The decision to raise electricity rates has been framed as a fulfillment of the government’s commitment to the International Monetary Fund (IMF). However, it has ignited a political firestorm, particularly for the Pakistan Muslim League (N) led coalition government, which finds itself in hot water due to the backlash from the public and opposition parties over the power tariff hike.
Under the International Monetary Fund (IMF) program, the government is bound to increase power tariffs regularly to generate revenue and control the circular debt, though this will be detrimental to economic activities overall.
The implications of these skyrocketing electricity prices are manifold and significantly impact the lives of ordinary citizens and result in sharp upward pressure on the household energy bills. With an increase from Rs24.82 per unit to Rs29.78 per unit, the average national tariff has reached a new height, placing an unbearable burden on consumers. This not only affects households but also has severe consequences for businesses, industries and, above all, the economy.

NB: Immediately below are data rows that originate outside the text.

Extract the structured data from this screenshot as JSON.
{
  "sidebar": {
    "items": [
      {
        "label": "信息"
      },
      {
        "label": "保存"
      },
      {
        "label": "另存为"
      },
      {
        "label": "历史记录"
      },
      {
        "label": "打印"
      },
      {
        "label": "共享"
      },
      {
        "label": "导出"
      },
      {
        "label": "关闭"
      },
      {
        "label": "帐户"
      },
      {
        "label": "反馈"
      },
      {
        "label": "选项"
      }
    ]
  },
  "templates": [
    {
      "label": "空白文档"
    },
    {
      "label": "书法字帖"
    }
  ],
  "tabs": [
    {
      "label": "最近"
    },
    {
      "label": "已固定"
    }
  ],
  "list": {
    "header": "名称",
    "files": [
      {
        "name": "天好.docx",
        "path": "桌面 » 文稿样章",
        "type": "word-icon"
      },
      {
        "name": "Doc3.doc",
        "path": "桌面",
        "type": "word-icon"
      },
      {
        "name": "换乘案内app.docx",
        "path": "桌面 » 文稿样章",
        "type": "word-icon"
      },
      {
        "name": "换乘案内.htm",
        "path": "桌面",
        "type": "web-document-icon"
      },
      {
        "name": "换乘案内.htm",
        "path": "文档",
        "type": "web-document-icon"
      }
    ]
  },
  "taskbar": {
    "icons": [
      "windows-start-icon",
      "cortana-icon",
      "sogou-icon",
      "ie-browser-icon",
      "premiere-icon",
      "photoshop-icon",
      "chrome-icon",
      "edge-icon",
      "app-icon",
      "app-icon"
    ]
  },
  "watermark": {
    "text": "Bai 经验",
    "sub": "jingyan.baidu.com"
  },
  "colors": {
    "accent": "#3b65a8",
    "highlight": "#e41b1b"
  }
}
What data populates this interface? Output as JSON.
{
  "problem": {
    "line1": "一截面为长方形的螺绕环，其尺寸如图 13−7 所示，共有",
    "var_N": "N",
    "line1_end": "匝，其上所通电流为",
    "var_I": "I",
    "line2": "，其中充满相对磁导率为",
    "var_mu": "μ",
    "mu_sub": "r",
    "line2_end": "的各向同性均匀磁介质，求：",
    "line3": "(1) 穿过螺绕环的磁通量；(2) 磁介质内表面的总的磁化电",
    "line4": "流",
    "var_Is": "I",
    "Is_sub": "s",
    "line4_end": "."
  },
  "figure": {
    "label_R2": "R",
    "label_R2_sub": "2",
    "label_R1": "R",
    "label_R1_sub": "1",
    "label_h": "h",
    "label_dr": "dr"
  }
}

One of the most critical issues facing the energy sector in Pakistan is the persistent problem of circular debts. These debts, which arise from the gap between the cost of producing electricity and the revenue collected from consumers, have reached alarming levels. They have been a chronic issue, hindering the sector’s ability to invest in infrastructure, maintenance, and capacity enhancement. Consequently, the power sector struggles to meet the increasing demand, resulting in frequent power outages and load shedding, which directly impact economic productivity and citizens’ quality of life.
The government’s reliance on tariff hikes as a solution to the energy crisis only exacerbates the problem. While increasing tariffs may provide temporary relief to the circular debt issue, it puts an unfair burden on the shoulders of already struggling consumers. The rising cost of electricity contributes to inflation, making essential commodities more expensive and further squeezing the budgets of ordinary Pakistanis.
To address these challenges, it is imperative for the government to adopt a comprehensive approach that goes beyond short-term fixes. Firstly, there is a need to improve governance and transparency in the energy sector. This includes tackling issues related to circular debts, reducing losses, improving revenue collection and enhancing efficiency in power generation, transmission and distribution.
The government must also explore alternative sources of energy and invest in renewable energy infrastructure. The country has significant potential for harnessing solar, wind and hydroelectric power, and tapping into these resources can help reduce reliance on costly imported fuels and diversify the energy mix.
To address these issues effectively, the government must adopt a holistic and long-term approach, focusing on improving governance, diversifying the energy mix, investing in infrastructure and prioritizing the interests of consumers. Only through concerted efforts and strategic planning can Pakistan hope to overcome its energy crisis and pave the way for a brighter and more sustainable future.